De Quincey Co have successfully created a distinctive and unforgettable performance that raise questions and ideas throughout audiences of all ages and backgrounds. The performance that has it all and satisfies even the most unartistic friend you have? Metadata. It consists of two dance-based performances, Pure Light and Moths & Mathematics, which combine a visually distinctive art-form like dance with the complex and misunderstood science of physics. You don’t need to be a rocket scientist to enjoy their creation, but it might help in understanding the intricacies they are attempting to embody and explain in the two-hour show.

The first element of Metadata is Pure Light which features choreographer and dancer Tess de Quincey presenting an inhumane figure against a changing fluorescent scene. It is a thriller at its heart, without the cop-out of jump scares and gore, it oozes discomfort and transience with every ethereal noise. In the Arts-Science Exchange conversation that followed the Saturday night show there was a general audience feedback of unexplainable unease and shared awe at how Tess’ body interacting with the music and projection that illuminated how light and the space a form is given can change, merge and affect one another. It is simple and a great entrance into the show, and the ten minutes between Pure Light and Moths & Mathematics was just enough for me to turn to my theatre-clueless friend that I had dragged to Riverside and see the excitement and confusion flash across his face. That’s how you know the cast and crew have done an incredible job; when they manage to convert the people least interested in their topics – dance and science – into rapt viewers eager to discuss and interpret what they see, hear and feel.

MOTHS  MATHEMATICS  Photo credit Sam JamesMoths & Mathematics is the most open to interpretation and one I am still discussing to this day with friends. A serial story depicting two beings moving throughout the worlds and discoveries of physics, from molecules to space, no matter-based stone was left unturned. Even slightly distanced themes such as the relationships between two people and fate felt as though they were part of the show. Performers Tess de Quincey and Peter Fraser admitted afterwards there is a bit of improvisation, encouraging the idea that the science of movement and feeling unexplainably move each dancer where they need to be when they need to be there. It’s difficult to explain the plot of this piece because it progresses through multiple scientific ideas (many of which I didn’t understand and didn’t need to in order to appreciate it). Regardless of its intricacies and intelligence, it is re-watchable and open to interpretation.

What isn’t open to interpretation is the quality of the design crew. The lighting, projection and sound were expertly integrated with the choreography witnessed, and each had their own standalone merits and wisdom. Composers Pimmon and Warren Burt created remarkable music that captivated on its own. There were familiar and alien sounds which flowed between scenes smoothly, and a lot of the feeling of vastness and chaos were courtesy of the soundtracks.

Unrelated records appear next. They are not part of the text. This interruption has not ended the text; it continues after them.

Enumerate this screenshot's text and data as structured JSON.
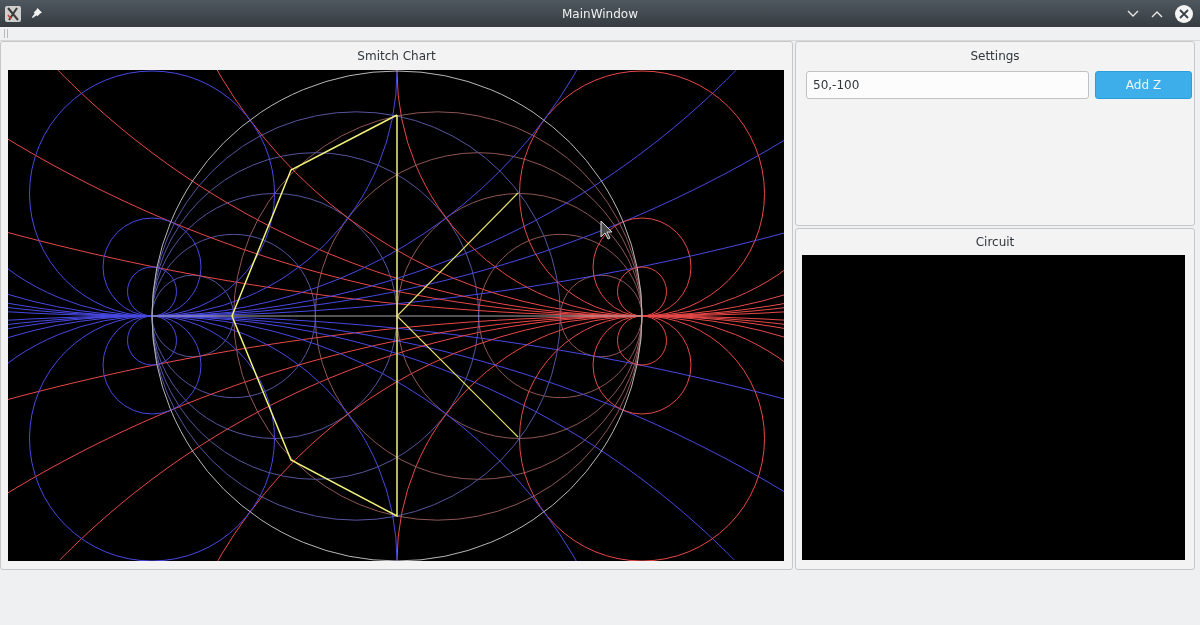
{
  "window": {
    "title": "MainWindow"
  },
  "smith_chart": {
    "title": "Smitch Chart"
  },
  "settings": {
    "title": "Settings",
    "impedance_field": {
      "value": "50,-100"
    },
    "add_button": {
      "label": "Add Z"
    }
  },
  "circuit": {
    "title": "Circuit"
  }
}
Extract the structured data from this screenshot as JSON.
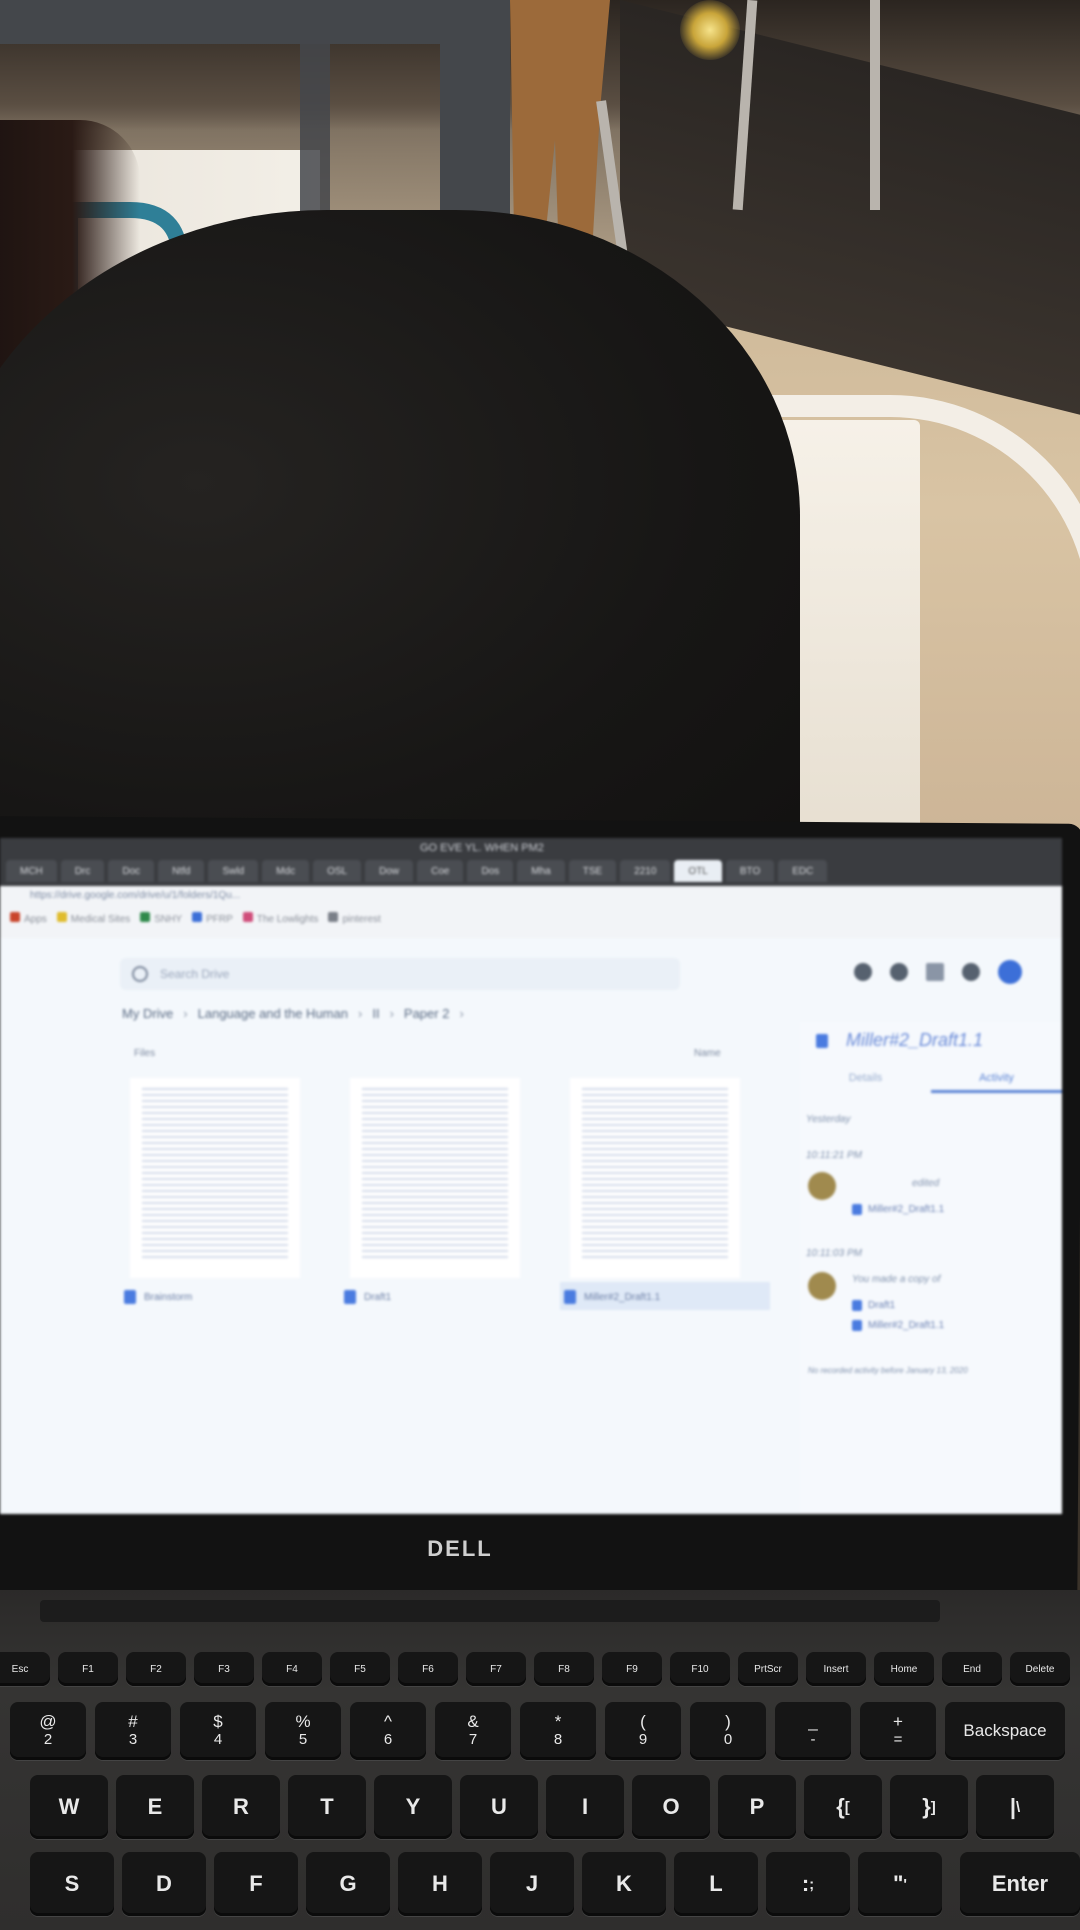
{
  "browser": {
    "window_title": "GO EVE YL. WHEN PM2",
    "tabs": [
      "MCH",
      "Drc",
      "Doc",
      "Ntfd",
      "Swld",
      "Mdc",
      "OSL",
      "Dow",
      "Coe",
      "Dos",
      "Mha",
      "TSE",
      "2210",
      "OTL",
      "BTO",
      "EDC"
    ],
    "active_tab_index": 13,
    "url": "https://drive.google.com/drive/u/1/folders/1Qu...",
    "bookmarks": [
      "Apps",
      "Medical Sites",
      "SNHY",
      "PFRP",
      "The Lowlights",
      "pinterest"
    ]
  },
  "drive": {
    "search_placeholder": "Search Drive",
    "breadcrumb": [
      "My Drive",
      "Language and the Human",
      "II",
      "Paper 2"
    ],
    "files_label": "Files",
    "sort_label": "Name",
    "files": [
      {
        "name": "Brainstorm"
      },
      {
        "name": "Draft1"
      },
      {
        "name": "Miller#2_Draft1.1"
      }
    ],
    "details_panel": {
      "doc_title": "Miller#2_Draft1.1",
      "tabs": [
        "Details",
        "Activity"
      ],
      "active_tab": "Activity",
      "section": "Yesterday",
      "events": [
        {
          "time": "10:11:21 PM",
          "action": "edited",
          "files": [
            "Miller#2_Draft1.1"
          ]
        },
        {
          "time": "10:11:03 PM",
          "action": "You made a copy of",
          "files": [
            "Draft1",
            "Miller#2_Draft1.1"
          ]
        }
      ],
      "footer_note": "No recorded activity before January 13, 2020"
    }
  },
  "bezel": {
    "brand": "DELL"
  },
  "keyboard": {
    "fn_row": [
      "Esc",
      "F1",
      "F2",
      "F3",
      "F4",
      "F5",
      "F6",
      "F7",
      "F8",
      "F9",
      "F10",
      "PrtScr",
      "Insert",
      "Home",
      "End",
      "Delete"
    ],
    "number_row": [
      {
        "top": "@",
        "bottom": "2"
      },
      {
        "top": "#",
        "bottom": "3"
      },
      {
        "top": "$",
        "bottom": "4"
      },
      {
        "top": "%",
        "bottom": "5"
      },
      {
        "top": "^",
        "bottom": "6"
      },
      {
        "top": "&",
        "bottom": "7"
      },
      {
        "top": "*",
        "bottom": "8"
      },
      {
        "top": "(",
        "bottom": "9"
      },
      {
        "top": ")",
        "bottom": "0"
      },
      {
        "top": "_",
        "bottom": "-"
      },
      {
        "top": "+",
        "bottom": "="
      }
    ],
    "backspace": "Backspace",
    "qwerty_row": [
      "W",
      "E",
      "R",
      "T",
      "Y",
      "U",
      "I",
      "O",
      "P",
      "{ [",
      "} ]",
      "| \\"
    ],
    "home_row": [
      "S",
      "D",
      "F",
      "G",
      "H",
      "J",
      "K",
      "L",
      ": ;",
      "\" '"
    ],
    "enter": "Enter"
  }
}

The lighting designers Sian James-Holland and Liam O’Keefe also deserve recognition, especially when considering the poignant metaphors in Pure Light which would be less effective without the symmetrical hanging fluorescents of either side of the stage. In regards to costume, once again Pure Light was a standout in design innovation. Claire Westwood‘s decision to place de Quincey in a genderless, shadowy coat, like the product of a pure white lab coat and bleak dystopian hazmat suit, is a credit to her passion and expertise in the craft. It avoids distraction of identity and specificity for the dancer, encouraging the audience to feel vulnerability and constantly focus. Video creator for Pure Light‘s backdrop, Martin Fox, extended on the music, costume and lighting elements of claustrophobia but provided a much-needed balanced for the emotional intensity. Boris Morris Bagattini, the visual animator of Moths & Mathematics, has achieved the most amazing feat – live visual composition that differs and evolves over each night. It is the kind of artistic exploration you are unaware you were yearning for until you see it, and I hope Bagattini continues to get such unique opportunities to create motion graphics and visual effects that are affected by their scenario. If you are looking for a designer to keep an eye on, Bagattini is it, with experience working with Ridley Scott and Guiermo del Toro, he’s an inspiration for Australian and international creators alike.

Metadata is the first performance piece of its kind, merging complicated education and artistic vulnerability in a previously unexplored form. It is the definition of successful and has the opportunity to positively affect every viewer. I sincerely hope there will be more shows like this discussing every aspect of science and history that is generally ignored or dismissed by students and mature adults unconcerned about the greater reality they are surrounded by. Everyone who worked behind the scenes, on stage, and post-show to make this interdisciplinary collaboration did a fantastic job and I look forward to whatever may come next.

Sabrina Stubbs – Theatre Now & Talking Arts

Sabrina is an independent filmmaker, actress, writer and freelance journalist. Currently studying Communications at the University of Technology Sydney, she has a strong background in the arts and media industries while continuing to undertake passions she loves like travelling around the world and patting any cat or dog she comes across. Twitter: @SabrinaStubbs